***** Records for the task *****

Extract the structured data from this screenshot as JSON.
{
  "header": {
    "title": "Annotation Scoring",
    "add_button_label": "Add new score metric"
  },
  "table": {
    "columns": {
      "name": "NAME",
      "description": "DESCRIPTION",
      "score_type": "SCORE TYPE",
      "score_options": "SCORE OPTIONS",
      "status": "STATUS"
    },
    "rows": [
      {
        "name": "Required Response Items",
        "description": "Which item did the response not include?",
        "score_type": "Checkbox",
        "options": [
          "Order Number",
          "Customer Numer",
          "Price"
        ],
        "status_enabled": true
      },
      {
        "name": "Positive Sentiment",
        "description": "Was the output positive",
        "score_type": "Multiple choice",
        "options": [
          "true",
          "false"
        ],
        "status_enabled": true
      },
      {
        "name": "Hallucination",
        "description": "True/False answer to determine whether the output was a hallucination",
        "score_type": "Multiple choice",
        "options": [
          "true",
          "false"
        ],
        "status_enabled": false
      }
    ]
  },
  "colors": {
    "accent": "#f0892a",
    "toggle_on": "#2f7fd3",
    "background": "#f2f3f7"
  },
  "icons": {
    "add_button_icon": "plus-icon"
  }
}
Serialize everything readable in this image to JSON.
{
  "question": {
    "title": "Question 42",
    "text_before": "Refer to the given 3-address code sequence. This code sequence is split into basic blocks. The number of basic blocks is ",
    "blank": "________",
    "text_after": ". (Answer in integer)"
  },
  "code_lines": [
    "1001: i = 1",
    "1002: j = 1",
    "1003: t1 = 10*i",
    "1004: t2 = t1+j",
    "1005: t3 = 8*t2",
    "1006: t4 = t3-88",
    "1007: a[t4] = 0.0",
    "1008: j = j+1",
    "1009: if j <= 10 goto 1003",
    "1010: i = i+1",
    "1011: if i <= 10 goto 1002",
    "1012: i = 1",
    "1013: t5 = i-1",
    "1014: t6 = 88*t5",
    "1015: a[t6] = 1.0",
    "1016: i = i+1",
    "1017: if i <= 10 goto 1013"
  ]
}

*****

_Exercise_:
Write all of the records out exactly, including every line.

_Answer_:
Extract the structured data from this screenshot as JSON.
{
  "header": {
    "title": "Annotation Scoring",
    "add_button_label": "Add new score metric"
  },
  "table": {
    "columns": {
      "name": "NAME",
      "description": "DESCRIPTION",
      "score_type": "SCORE TYPE",
      "score_options": "SCORE OPTIONS",
      "status": "STATUS"
    },
    "rows": [
      {
        "name": "Required Response Items",
        "description": "Which item did the response not include?",
        "score_type": "Checkbox",
        "options": [
          "Order Number",
          "Customer Numer",
          "Price"
        ],
        "status_enabled": true
      },
      {
        "name": "Positive Sentiment",
        "description": "Was the output positive",
        "score_type": "Multiple choice",
        "options": [
          "true",
          "false"
        ],
        "status_enabled": true
      },
      {
        "name": "Hallucination",
        "description": "True/False answer to determine whether the output was a hallucination",
        "score_type": "Multiple choice",
        "options": [
          "true",
          "false"
        ],
        "status_enabled": false
      }
    ]
  },
  "colors": {
    "accent": "#f0892a",
    "toggle_on": "#2f7fd3",
    "background": "#f2f3f7"
  },
  "icons": {
    "add_button_icon": "plus-icon"
  }
}
Serialize everything readable in this image to JSON.
{
  "question": {
    "title": "Question 42",
    "text_before": "Refer to the given 3-address code sequence. This code sequence is split into basic blocks. The number of basic blocks is ",
    "blank": "________",
    "text_after": ". (Answer in integer)"
  },
  "code_lines": [
    "1001: i = 1",
    "1002: j = 1",
    "1003: t1 = 10*i",
    "1004: t2 = t1+j",
    "1005: t3 = 8*t2",
    "1006: t4 = t3-88",
    "1007: a[t4] = 0.0",
    "1008: j = j+1",
    "1009: if j <= 10 goto 1003",
    "1010: i = i+1",
    "1011: if i <= 10 goto 1002",
    "1012: i = 1",
    "1013: t5 = i-1",
    "1014: t6 = 88*t5",
    "1015: a[t6] = 1.0",
    "1016: i = i+1",
    "1017: if i <= 10 goto 1013"
  ]
}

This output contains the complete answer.